## WORK ITEM
Working from the records beneath this line, reproduce each one exactly.

::::

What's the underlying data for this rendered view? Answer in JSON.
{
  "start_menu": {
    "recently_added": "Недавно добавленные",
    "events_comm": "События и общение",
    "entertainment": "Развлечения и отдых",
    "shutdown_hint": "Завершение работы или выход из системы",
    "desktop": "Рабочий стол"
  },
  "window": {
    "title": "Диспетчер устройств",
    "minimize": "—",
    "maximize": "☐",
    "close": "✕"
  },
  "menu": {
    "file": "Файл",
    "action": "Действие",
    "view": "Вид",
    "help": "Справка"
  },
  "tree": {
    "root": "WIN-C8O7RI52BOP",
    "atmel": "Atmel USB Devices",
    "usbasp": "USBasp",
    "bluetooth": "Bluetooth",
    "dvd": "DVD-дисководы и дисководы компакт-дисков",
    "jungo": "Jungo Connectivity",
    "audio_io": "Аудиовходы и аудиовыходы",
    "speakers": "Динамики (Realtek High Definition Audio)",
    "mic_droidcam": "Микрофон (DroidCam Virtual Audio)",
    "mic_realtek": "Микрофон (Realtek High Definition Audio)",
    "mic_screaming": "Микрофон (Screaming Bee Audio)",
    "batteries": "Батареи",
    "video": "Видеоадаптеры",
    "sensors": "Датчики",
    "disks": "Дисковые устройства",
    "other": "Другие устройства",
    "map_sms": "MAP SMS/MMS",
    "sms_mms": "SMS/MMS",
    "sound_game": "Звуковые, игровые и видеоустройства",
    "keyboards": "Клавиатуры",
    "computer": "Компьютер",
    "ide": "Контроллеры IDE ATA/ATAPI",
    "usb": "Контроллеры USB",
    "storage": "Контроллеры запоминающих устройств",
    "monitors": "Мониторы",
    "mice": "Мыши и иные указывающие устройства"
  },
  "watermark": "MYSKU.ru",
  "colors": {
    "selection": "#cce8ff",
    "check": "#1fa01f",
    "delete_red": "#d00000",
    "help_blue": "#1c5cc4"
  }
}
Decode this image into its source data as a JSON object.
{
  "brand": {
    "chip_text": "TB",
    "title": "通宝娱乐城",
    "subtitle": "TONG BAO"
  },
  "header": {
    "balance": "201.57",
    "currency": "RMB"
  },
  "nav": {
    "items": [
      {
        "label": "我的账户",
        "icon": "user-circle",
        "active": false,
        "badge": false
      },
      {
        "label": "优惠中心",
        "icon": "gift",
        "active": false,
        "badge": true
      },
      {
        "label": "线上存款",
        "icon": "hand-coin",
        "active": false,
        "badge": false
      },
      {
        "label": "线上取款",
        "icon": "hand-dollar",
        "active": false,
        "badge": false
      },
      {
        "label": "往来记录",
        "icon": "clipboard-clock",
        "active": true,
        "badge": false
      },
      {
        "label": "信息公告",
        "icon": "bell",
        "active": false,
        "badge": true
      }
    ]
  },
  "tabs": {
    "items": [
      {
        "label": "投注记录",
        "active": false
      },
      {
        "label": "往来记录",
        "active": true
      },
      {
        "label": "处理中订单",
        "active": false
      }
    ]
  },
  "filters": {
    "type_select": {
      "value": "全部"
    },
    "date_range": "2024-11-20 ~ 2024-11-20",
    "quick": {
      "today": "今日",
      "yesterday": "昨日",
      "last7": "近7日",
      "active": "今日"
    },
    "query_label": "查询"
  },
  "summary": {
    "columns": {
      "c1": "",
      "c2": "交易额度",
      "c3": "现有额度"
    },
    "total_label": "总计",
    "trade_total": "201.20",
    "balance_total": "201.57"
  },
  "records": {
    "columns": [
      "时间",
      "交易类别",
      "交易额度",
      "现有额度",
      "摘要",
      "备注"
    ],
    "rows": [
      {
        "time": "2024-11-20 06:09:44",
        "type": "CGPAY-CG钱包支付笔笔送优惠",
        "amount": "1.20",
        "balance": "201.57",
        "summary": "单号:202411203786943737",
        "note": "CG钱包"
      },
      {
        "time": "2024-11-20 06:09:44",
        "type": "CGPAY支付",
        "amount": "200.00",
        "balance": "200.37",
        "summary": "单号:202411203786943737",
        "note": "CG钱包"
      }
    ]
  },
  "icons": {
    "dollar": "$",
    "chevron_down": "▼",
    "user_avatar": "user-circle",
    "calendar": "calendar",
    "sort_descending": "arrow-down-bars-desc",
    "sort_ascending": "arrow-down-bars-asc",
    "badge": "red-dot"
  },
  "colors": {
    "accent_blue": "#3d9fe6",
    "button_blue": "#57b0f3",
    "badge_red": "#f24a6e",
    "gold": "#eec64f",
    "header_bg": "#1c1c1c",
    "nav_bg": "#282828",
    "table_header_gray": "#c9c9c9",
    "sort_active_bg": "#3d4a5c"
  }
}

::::

## ANSWER BOX
What's the underlying data for this rendered view? Answer in JSON.
{
  "start_menu": {
    "recently_added": "Недавно добавленные",
    "events_comm": "События и общение",
    "entertainment": "Развлечения и отдых",
    "shutdown_hint": "Завершение работы или выход из системы",
    "desktop": "Рабочий стол"
  },
  "window": {
    "title": "Диспетчер устройств",
    "minimize": "—",
    "maximize": "☐",
    "close": "✕"
  },
  "menu": {
    "file": "Файл",
    "action": "Действие",
    "view": "Вид",
    "help": "Справка"
  },
  "tree": {
    "root": "WIN-C8O7RI52BOP",
    "atmel": "Atmel USB Devices",
    "usbasp": "USBasp",
    "bluetooth": "Bluetooth",
    "dvd": "DVD-дисководы и дисководы компакт-дисков",
    "jungo": "Jungo Connectivity",
    "audio_io": "Аудиовходы и аудиовыходы",
    "speakers": "Динамики (Realtek High Definition Audio)",
    "mic_droidcam": "Микрофон (DroidCam Virtual Audio)",
    "mic_realtek": "Микрофон (Realtek High Definition Audio)",
    "mic_screaming": "Микрофон (Screaming Bee Audio)",
    "batteries": "Батареи",
    "video": "Видеоадаптеры",
    "sensors": "Датчики",
    "disks": "Дисковые устройства",
    "other": "Другие устройства",
    "map_sms": "MAP SMS/MMS",
    "sms_mms": "SMS/MMS",
    "sound_game": "Звуковые, игровые и видеоустройства",
    "keyboards": "Клавиатуры",
    "computer": "Компьютер",
    "ide": "Контроллеры IDE ATA/ATAPI",
    "usb": "Контроллеры USB",
    "storage": "Контроллеры запоминающих устройств",
    "monitors": "Мониторы",
    "mice": "Мыши и иные указывающие устройства"
  },
  "watermark": "MYSKU.ru",
  "colors": {
    "selection": "#cce8ff",
    "check": "#1fa01f",
    "delete_red": "#d00000",
    "help_blue": "#1c5cc4"
  }
}
Decode this image into its source data as a JSON object.
{
  "brand": {
    "chip_text": "TB",
    "title": "通宝娱乐城",
    "subtitle": "TONG BAO"
  },
  "header": {
    "balance": "201.57",
    "currency": "RMB"
  },
  "nav": {
    "items": [
      {
        "label": "我的账户",
        "icon": "user-circle",
        "active": false,
        "badge": false
      },
      {
        "label": "优惠中心",
        "icon": "gift",
        "active": false,
        "badge": true
      },
      {
        "label": "线上存款",
        "icon": "hand-coin",
        "active": false,
        "badge": false
      },
      {
        "label": "线上取款",
        "icon": "hand-dollar",
        "active": false,
        "badge": false
      },
      {
        "label": "往来记录",
        "icon": "clipboard-clock",
        "active": true,
        "badge": false
      },
      {
        "label": "信息公告",
        "icon": "bell",
        "active": false,
        "badge": true
      }
    ]
  },
  "tabs": {
    "items": [
      {
        "label": "投注记录",
        "active": false
      },
      {
        "label": "往来记录",
        "active": true
      },
      {
        "label": "处理中订单",
        "active": false
      }
    ]
  },
  "filters": {
    "type_select": {
      "value": "全部"
    },
    "date_range": "2024-11-20 ~ 2024-11-20",
    "quick": {
      "today": "今日",
      "yesterday": "昨日",
      "last7": "近7日",
      "active": "今日"
    },
    "query_label": "查询"
  },
  "summary": {
    "columns": {
      "c1": "",
      "c2": "交易额度",
      "c3": "现有额度"
    },
    "total_label": "总计",
    "trade_total": "201.20",
    "balance_total": "201.57"
  },
  "records": {
    "columns": [
      "时间",
      "交易类别",
      "交易额度",
      "现有额度",
      "摘要",
      "备注"
    ],
    "rows": [
      {
        "time": "2024-11-20 06:09:44",
        "type": "CGPAY-CG钱包支付笔笔送优惠",
        "amount": "1.20",
        "balance": "201.57",
        "summary": "单号:202411203786943737",
        "note": "CG钱包"
      },
      {
        "time": "2024-11-20 06:09:44",
        "type": "CGPAY支付",
        "amount": "200.00",
        "balance": "200.37",
        "summary": "单号:202411203786943737",
        "note": "CG钱包"
      }
    ]
  },
  "icons": {
    "dollar": "$",
    "chevron_down": "▼",
    "user_avatar": "user-circle",
    "calendar": "calendar",
    "sort_descending": "arrow-down-bars-desc",
    "sort_ascending": "arrow-down-bars-asc",
    "badge": "red-dot"
  },
  "colors": {
    "accent_blue": "#3d9fe6",
    "button_blue": "#57b0f3",
    "badge_red": "#f24a6e",
    "gold": "#eec64f",
    "header_bg": "#1c1c1c",
    "nav_bg": "#282828",
    "table_header_gray": "#c9c9c9",
    "sort_active_bg": "#3d4a5c"
  }
}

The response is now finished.